The warp and woof of urban fabric
Sandy Carson Gallery
American Society of Interior Designers – Colorado: First Place
This judicious renovation of an unused storefront in one of Denver’s most active art districts is based on two architectonic premises. First, the art must be allowed to play the lead role in this story, and second, the design should strive to join and complement the urban fabric of the district, even if the primary vehicle for doing so is interior architecture.
Originally constructed in the 1890s, 760 Santa Fe Drive has seen many uses over the past century. Most recently, the area has been rediscovered as a center for Denver’s arts community; with galleries, studios, and raw loft spaces inhabiting former industrial spaces. Unfortunately, some renovations have replaced the original Victorian storefronts with “Santa Fe style” beige stucco buildings complete with turquoise mullioned openings. HPA aimed to do something very different.
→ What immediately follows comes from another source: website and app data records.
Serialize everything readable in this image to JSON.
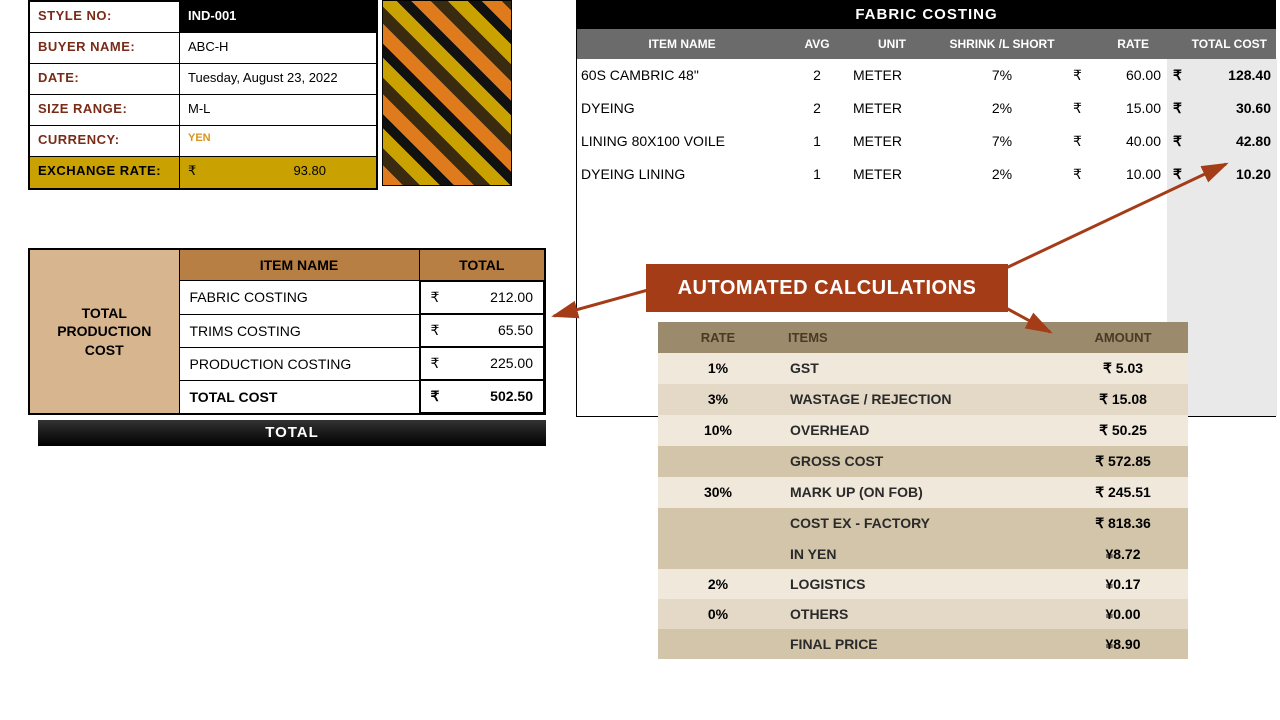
{
  "info": {
    "style_no_label": "STYLE NO:",
    "style_no": "IND-001",
    "buyer_label": "BUYER NAME:",
    "buyer": "ABC-H",
    "date_label": "DATE:",
    "date": "Tuesday, August 23, 2022",
    "size_label": "SIZE RANGE:",
    "size": "M-L",
    "currency_label": "CURRENCY:",
    "currency": "YEN",
    "exrate_label": "EXCHANGE RATE:",
    "exrate_symbol": "₹",
    "exrate": "93.80"
  },
  "prod": {
    "side_header": "TOTAL PRODUCTION COST",
    "col_item": "ITEM NAME",
    "col_total": "TOTAL",
    "rows": [
      {
        "name": "FABRIC COSTING",
        "sym": "₹",
        "val": "212.00"
      },
      {
        "name": "TRIMS COSTING",
        "sym": "₹",
        "val": "65.50"
      },
      {
        "name": "PRODUCTION COSTING",
        "sym": "₹",
        "val": "225.00"
      }
    ],
    "total_label": "TOTAL COST",
    "total_sym": "₹",
    "total_val": "502.50",
    "total_bar": "TOTAL"
  },
  "fabric": {
    "title": "FABRIC COSTING",
    "head": {
      "item": "ITEM NAME",
      "avg": "AVG",
      "unit": "UNIT",
      "shrink": "SHRINK /L SHORT",
      "rate": "RATE",
      "tcost": "TOTAL COST"
    },
    "rows": [
      {
        "name": "60S CAMBRIC 48\"",
        "avg": "2",
        "unit": "METER",
        "shrink": "7%",
        "rsym": "₹",
        "rate": "60.00",
        "tsym": "₹",
        "tcost": "128.40"
      },
      {
        "name": "DYEING",
        "avg": "2",
        "unit": "METER",
        "shrink": "2%",
        "rsym": "₹",
        "rate": "15.00",
        "tsym": "₹",
        "tcost": "30.60"
      },
      {
        "name": "LINING 80X100 VOILE",
        "avg": "1",
        "unit": "METER",
        "shrink": "7%",
        "rsym": "₹",
        "rate": "40.00",
        "tsym": "₹",
        "tcost": "42.80"
      },
      {
        "name": "DYEING LINING",
        "avg": "1",
        "unit": "METER",
        "shrink": "2%",
        "rsym": "₹",
        "rate": "10.00",
        "tsym": "₹",
        "tcost": "10.20"
      }
    ]
  },
  "callout": "AUTOMATED CALCULATIONS",
  "summary": {
    "head": {
      "rate": "RATE",
      "items": "ITEMS",
      "amount": "AMOUNT"
    },
    "rows": [
      {
        "rate": "1%",
        "item": "GST",
        "amount": "₹ 5.03",
        "shade": "a"
      },
      {
        "rate": "3%",
        "item": "WASTAGE / REJECTION",
        "amount": "₹ 15.08",
        "shade": "b"
      },
      {
        "rate": "10%",
        "item": "OVERHEAD",
        "amount": "₹ 50.25",
        "shade": "a"
      },
      {
        "rate": "",
        "item": "GROSS COST",
        "amount": "₹ 572.85",
        "shade": "c"
      },
      {
        "rate": "30%",
        "item": "MARK UP (ON FOB)",
        "amount": "₹ 245.51",
        "shade": "a"
      },
      {
        "rate": "",
        "item": "COST EX - FACTORY",
        "amount": "₹ 818.36",
        "shade": "c"
      },
      {
        "rate": "",
        "item": "IN YEN",
        "amount": "¥8.72",
        "shade": "c"
      },
      {
        "rate": "2%",
        "item": "LOGISTICS",
        "amount": "¥0.17",
        "shade": "a"
      },
      {
        "rate": "0%",
        "item": "OTHERS",
        "amount": "¥0.00",
        "shade": "b"
      },
      {
        "rate": "",
        "item": "FINAL PRICE",
        "amount": "¥8.90",
        "shade": "c"
      }
    ]
  }
}
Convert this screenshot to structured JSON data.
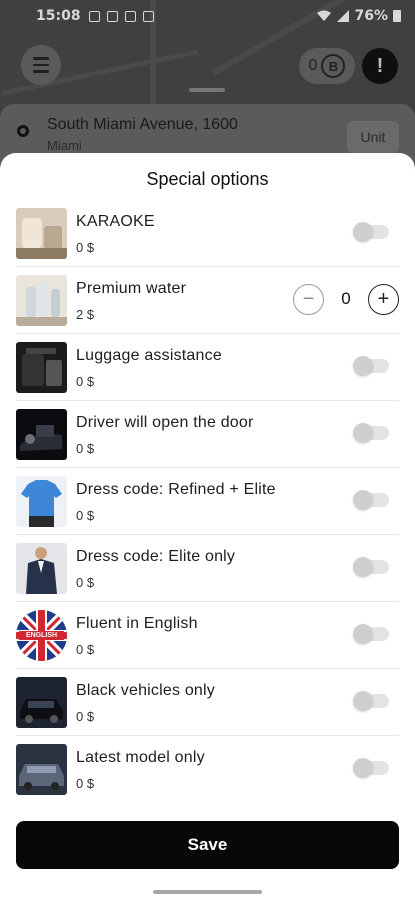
{
  "status_bar": {
    "time": "15:08",
    "battery": "76%"
  },
  "header": {
    "balance": "0",
    "balance_icon": "B",
    "alert_icon": "!"
  },
  "address": {
    "street": "South Miami Avenue, 1600",
    "city": "Miami",
    "unit_label": "Unit"
  },
  "sheet": {
    "title": "Special options",
    "items": [
      {
        "title": "KARAOKE",
        "price": "0 $",
        "control": "toggle",
        "enabled": false,
        "thumb_icon": "karaoke-car-seat-image"
      },
      {
        "title": "Premium water",
        "price": "2 $",
        "control": "stepper",
        "quantity": "0",
        "thumb_icon": "water-bottles-image"
      },
      {
        "title": "Luggage assistance",
        "price": "0 $",
        "control": "toggle",
        "enabled": false,
        "thumb_icon": "luggage-image"
      },
      {
        "title": "Driver will open the door",
        "price": "0 $",
        "control": "toggle",
        "enabled": false,
        "thumb_icon": "car-door-image"
      },
      {
        "title": "Dress code: Refined + Elite",
        "price": "0 $",
        "control": "toggle",
        "enabled": false,
        "thumb_icon": "polo-shirt-image"
      },
      {
        "title": "Dress code: Elite only",
        "price": "0 $",
        "control": "toggle",
        "enabled": false,
        "thumb_icon": "suit-image"
      },
      {
        "title": "Fluent in English",
        "price": "0 $",
        "control": "toggle",
        "enabled": false,
        "thumb_icon": "uk-flag-image",
        "thumb_text": "ENGLISH"
      },
      {
        "title": "Black vehicles only",
        "price": "0 $",
        "control": "toggle",
        "enabled": false,
        "thumb_icon": "black-car-image"
      },
      {
        "title": "Latest model only",
        "price": "0 $",
        "control": "toggle",
        "enabled": false,
        "thumb_icon": "new-car-image"
      }
    ],
    "stepper_minus": "−",
    "stepper_plus": "+",
    "save_label": "Save"
  }
}
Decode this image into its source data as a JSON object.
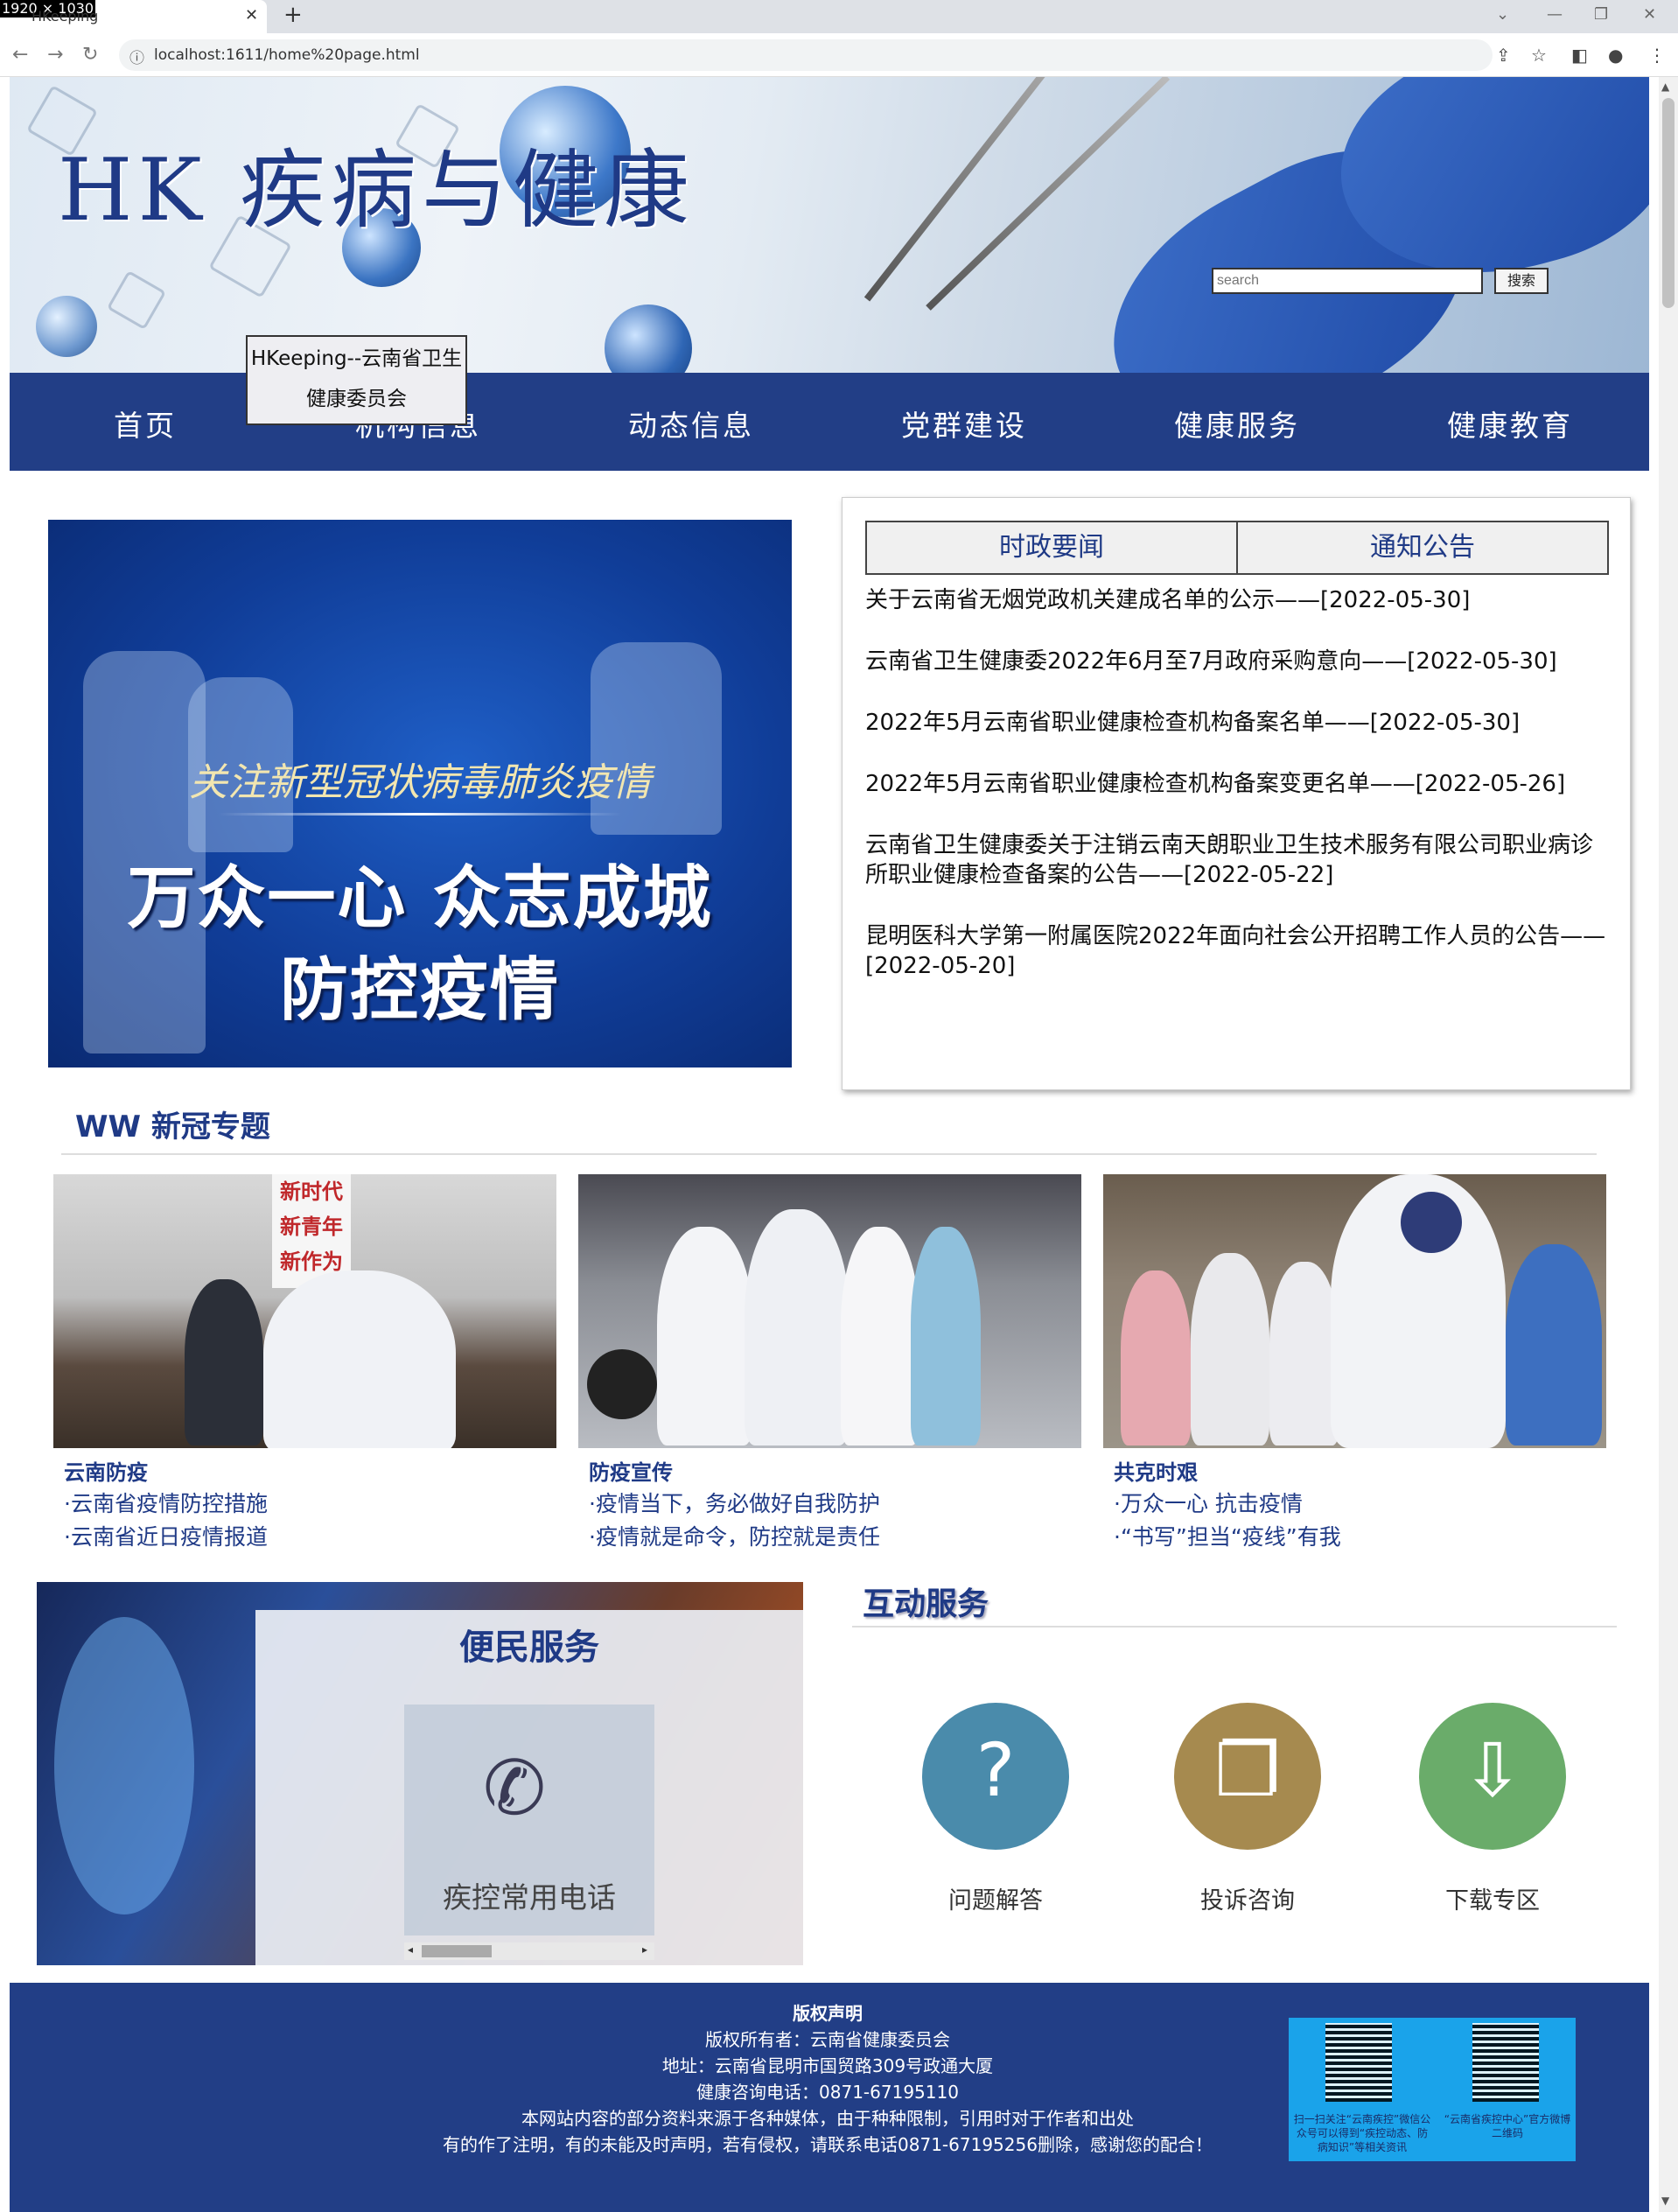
{
  "browser": {
    "dims_label": "1920 × 1030",
    "tab_title": "HKeeping",
    "url": "localhost:1611/home%20page.html"
  },
  "header": {
    "logo": "HK 疾病与健康",
    "search_placeholder": "search",
    "search_button": "搜索"
  },
  "nav": {
    "items": [
      "首页",
      "机构信息",
      "动态信息",
      "党群建设",
      "健康服务",
      "健康教育"
    ]
  },
  "tooltip": {
    "line1": "HKeeping--云南省卫生",
    "line2": "健康委员会"
  },
  "hero": {
    "line1": "关注新型冠状病毒肺炎疫情",
    "line2": "万众一心 众志成城",
    "line3": "防控疫情"
  },
  "news": {
    "tabs": [
      "时政要闻",
      "通知公告"
    ],
    "items": [
      "关于云南省无烟党政机关建成名单的公示——[2022-05-30]",
      "云南省卫生健康委2022年6月至7月政府采购意向——[2022-05-30]",
      "2022年5月云南省职业健康检查机构备案名单——[2022-05-30]",
      "2022年5月云南省职业健康检查机构备案变更名单——[2022-05-26]",
      "云南省卫生健康委关于注销云南天朗职业卫生技术服务有限公司职业病诊所职业健康检查备案的公告——[2022-05-22]",
      "昆明医科大学第一附属医院2022年面向社会公开招聘工作人员的公告——[2022-05-20]"
    ]
  },
  "covid": {
    "title": "WW 新冠专题",
    "card1_overlay": "新时代\n新青年\n新作为",
    "cards": [
      {
        "caption": "云南防疫",
        "l1": "·云南省疫情防控措施",
        "l2": "·云南省近日疫情报道"
      },
      {
        "caption": "防疫宣传",
        "l1": "·疫情当下，务必做好自我防护",
        "l2": "·疫情就是命令，防控就是责任"
      },
      {
        "caption": "共克时艰",
        "l1": "·万众一心 抗击疫情",
        "l2": "·“书写”担当“疫线”有我"
      }
    ]
  },
  "service": {
    "title": "便民服务",
    "item": "疾控常用电话"
  },
  "interactive": {
    "title": "互动服务",
    "items": [
      "问题解答",
      "投诉咨询",
      "下载专区"
    ],
    "colors": [
      "#4a8bab",
      "#a68a4f",
      "#6aac6a"
    ]
  },
  "footer": {
    "title": "版权声明",
    "owner": "版权所有者：云南省健康委员会",
    "address": "地址：云南省昆明市国贸路309号政通大厦",
    "phone": "健康咨询电话：0871-67195110",
    "notice1": "本网站内容的部分资料来源于各种媒体，由于种种限制，引用时对于作者和出处",
    "notice2": "有的作了注明，有的未能及时声明，若有侵权，请联系电话0871-67195256删除，感谢您的配合！",
    "qr1_text": "扫一扫关注“云南疾控”微信公众号可以得到“疾控动态、防病知识”等相关资讯",
    "qr2_text": "“云南省疾控中心”官方微博二维码"
  }
}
The ground-floor cladding of the building was beyond saving, but the silhouettes and details of the Victorian structure were too valuable to lose. The irregular storefront enclosure and seismic bracing now magnify the value of both old and new.
Because the storefront is not flat, it allows the viewer to experience both the transparent and opaque possibilities of glass simultaneously. It requests a quiet participation, with the detailing of the interior space continuing the flow from inside to outside, viewer to viewed. The few fixed walls do not touch the ceiling, but seem to float, allowing the art to be the most important aspect of this space.